▶ **Activity**: Beginning at the line containing "Serialize everything readable", print every line until the records end, keeping each exactly as it is.

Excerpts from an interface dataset

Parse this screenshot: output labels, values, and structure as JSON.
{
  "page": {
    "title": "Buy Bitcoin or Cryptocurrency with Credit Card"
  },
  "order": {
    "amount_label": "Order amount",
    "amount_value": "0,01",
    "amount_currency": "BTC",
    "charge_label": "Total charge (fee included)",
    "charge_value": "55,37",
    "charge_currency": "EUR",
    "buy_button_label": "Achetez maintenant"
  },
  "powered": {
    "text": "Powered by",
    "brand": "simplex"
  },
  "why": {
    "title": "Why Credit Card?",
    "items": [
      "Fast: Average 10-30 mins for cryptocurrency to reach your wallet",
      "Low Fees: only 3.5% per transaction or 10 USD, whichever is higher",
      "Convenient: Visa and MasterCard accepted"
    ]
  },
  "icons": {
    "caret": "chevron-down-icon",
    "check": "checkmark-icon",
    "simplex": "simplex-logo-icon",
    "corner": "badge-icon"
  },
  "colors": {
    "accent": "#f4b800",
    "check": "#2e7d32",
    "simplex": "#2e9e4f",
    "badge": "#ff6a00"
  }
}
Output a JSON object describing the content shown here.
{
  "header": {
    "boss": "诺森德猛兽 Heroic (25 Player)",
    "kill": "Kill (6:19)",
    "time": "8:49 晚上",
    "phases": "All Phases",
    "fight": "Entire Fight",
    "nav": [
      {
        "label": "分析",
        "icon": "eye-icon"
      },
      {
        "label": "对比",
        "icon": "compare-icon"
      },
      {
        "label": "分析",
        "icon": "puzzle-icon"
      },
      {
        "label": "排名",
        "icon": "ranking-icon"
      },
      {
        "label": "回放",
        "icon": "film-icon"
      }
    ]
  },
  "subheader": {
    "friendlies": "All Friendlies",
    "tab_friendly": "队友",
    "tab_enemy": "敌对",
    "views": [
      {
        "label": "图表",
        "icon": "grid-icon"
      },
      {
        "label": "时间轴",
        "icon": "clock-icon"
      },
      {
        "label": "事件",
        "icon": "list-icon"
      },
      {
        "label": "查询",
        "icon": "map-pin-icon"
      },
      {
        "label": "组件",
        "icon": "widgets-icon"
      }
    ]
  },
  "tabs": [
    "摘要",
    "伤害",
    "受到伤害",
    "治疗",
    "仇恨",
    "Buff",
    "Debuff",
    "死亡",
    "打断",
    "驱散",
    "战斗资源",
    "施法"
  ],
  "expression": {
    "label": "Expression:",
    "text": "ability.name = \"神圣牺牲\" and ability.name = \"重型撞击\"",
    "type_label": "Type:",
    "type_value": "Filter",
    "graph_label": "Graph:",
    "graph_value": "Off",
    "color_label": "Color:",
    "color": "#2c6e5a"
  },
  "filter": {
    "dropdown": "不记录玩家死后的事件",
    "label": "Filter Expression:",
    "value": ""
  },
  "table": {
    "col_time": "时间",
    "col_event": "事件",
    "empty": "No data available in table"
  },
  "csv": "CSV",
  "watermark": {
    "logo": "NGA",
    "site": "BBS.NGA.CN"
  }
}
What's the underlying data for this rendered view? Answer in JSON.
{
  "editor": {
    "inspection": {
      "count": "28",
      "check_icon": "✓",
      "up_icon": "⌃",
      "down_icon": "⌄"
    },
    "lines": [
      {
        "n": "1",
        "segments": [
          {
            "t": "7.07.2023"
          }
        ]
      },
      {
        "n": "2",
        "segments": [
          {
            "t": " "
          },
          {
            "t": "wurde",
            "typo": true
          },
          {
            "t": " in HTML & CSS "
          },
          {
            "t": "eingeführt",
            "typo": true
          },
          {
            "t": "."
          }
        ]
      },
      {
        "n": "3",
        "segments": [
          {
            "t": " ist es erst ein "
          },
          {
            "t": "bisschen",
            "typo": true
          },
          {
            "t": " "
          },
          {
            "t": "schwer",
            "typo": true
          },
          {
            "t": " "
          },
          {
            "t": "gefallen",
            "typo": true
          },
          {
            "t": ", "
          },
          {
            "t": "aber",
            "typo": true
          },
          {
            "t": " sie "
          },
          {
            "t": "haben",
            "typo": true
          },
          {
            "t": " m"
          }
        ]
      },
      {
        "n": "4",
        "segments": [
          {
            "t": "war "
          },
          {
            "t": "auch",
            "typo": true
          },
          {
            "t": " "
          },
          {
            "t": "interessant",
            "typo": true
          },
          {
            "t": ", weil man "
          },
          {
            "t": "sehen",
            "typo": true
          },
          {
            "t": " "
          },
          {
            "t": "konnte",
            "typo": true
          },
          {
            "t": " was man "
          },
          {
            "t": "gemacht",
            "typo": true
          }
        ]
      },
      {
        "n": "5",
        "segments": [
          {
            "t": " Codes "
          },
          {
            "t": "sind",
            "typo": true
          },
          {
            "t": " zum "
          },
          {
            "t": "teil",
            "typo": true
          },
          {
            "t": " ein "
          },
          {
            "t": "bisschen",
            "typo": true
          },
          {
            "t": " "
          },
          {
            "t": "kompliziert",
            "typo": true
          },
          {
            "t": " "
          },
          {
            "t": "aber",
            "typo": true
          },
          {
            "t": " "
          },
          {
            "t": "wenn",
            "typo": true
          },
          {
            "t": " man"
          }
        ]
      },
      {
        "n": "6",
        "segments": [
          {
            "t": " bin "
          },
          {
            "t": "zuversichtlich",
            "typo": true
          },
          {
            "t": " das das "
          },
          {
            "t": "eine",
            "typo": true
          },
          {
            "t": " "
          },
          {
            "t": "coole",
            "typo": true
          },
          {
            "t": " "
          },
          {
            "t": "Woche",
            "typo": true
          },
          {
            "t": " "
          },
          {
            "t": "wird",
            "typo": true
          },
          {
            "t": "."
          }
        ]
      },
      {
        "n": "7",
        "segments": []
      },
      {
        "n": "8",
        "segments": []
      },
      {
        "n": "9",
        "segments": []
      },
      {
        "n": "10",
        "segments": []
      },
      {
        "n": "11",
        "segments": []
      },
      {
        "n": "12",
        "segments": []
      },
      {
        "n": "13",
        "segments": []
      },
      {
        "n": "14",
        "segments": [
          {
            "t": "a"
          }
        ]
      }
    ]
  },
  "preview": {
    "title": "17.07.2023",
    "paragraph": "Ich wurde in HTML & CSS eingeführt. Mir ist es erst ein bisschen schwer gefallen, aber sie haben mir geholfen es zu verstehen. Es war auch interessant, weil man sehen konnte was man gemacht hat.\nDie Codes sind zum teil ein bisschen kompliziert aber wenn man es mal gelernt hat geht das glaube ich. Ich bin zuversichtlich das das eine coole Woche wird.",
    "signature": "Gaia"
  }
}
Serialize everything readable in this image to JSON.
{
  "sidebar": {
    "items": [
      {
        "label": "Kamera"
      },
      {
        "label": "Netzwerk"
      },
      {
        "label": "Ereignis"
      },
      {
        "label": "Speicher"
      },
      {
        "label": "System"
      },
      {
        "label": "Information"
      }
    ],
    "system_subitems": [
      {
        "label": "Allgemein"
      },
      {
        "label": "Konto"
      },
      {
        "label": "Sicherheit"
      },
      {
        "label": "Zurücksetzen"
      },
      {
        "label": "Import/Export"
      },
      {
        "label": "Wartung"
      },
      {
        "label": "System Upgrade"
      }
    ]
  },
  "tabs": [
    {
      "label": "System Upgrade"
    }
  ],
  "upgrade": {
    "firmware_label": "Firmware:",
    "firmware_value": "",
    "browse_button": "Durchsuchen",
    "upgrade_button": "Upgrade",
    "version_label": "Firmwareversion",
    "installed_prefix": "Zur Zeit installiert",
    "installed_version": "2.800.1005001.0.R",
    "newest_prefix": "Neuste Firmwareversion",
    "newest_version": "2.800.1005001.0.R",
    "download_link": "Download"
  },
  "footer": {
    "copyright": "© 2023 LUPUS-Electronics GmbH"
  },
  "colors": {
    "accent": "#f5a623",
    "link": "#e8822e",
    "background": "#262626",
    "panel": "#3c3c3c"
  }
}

▶ **Written response**:
Serialize everything readable in this image to JSON.
{
  "sidebar": {
    "items": [
      {
        "label": "Kamera"
      },
      {
        "label": "Netzwerk"
      },
      {
        "label": "Ereignis"
      },
      {
        "label": "Speicher"
      },
      {
        "label": "System"
      },
      {
        "label": "Information"
      }
    ],
    "system_subitems": [
      {
        "label": "Allgemein"
      },
      {
        "label": "Konto"
      },
      {
        "label": "Sicherheit"
      },
      {
        "label": "Zurücksetzen"
      },
      {
        "label": "Import/Export"
      },
      {
        "label": "Wartung"
      },
      {
        "label": "System Upgrade"
      }
    ]
  },
  "tabs": [
    {
      "label": "System Upgrade"
    }
  ],
  "upgrade": {
    "firmware_label": "Firmware:",
    "firmware_value": "",
    "browse_button": "Durchsuchen",
    "upgrade_button": "Upgrade",
    "version_label": "Firmwareversion",
    "installed_prefix": "Zur Zeit installiert",
    "installed_version": "2.800.1005001.0.R",
    "newest_prefix": "Neuste Firmwareversion",
    "newest_version": "2.800.1005001.0.R",
    "download_link": "Download"
  },
  "footer": {
    "copyright": "© 2023 LUPUS-Electronics GmbH"
  },
  "colors": {
    "accent": "#f5a623",
    "link": "#e8822e",
    "background": "#262626",
    "panel": "#3c3c3c"
  }
}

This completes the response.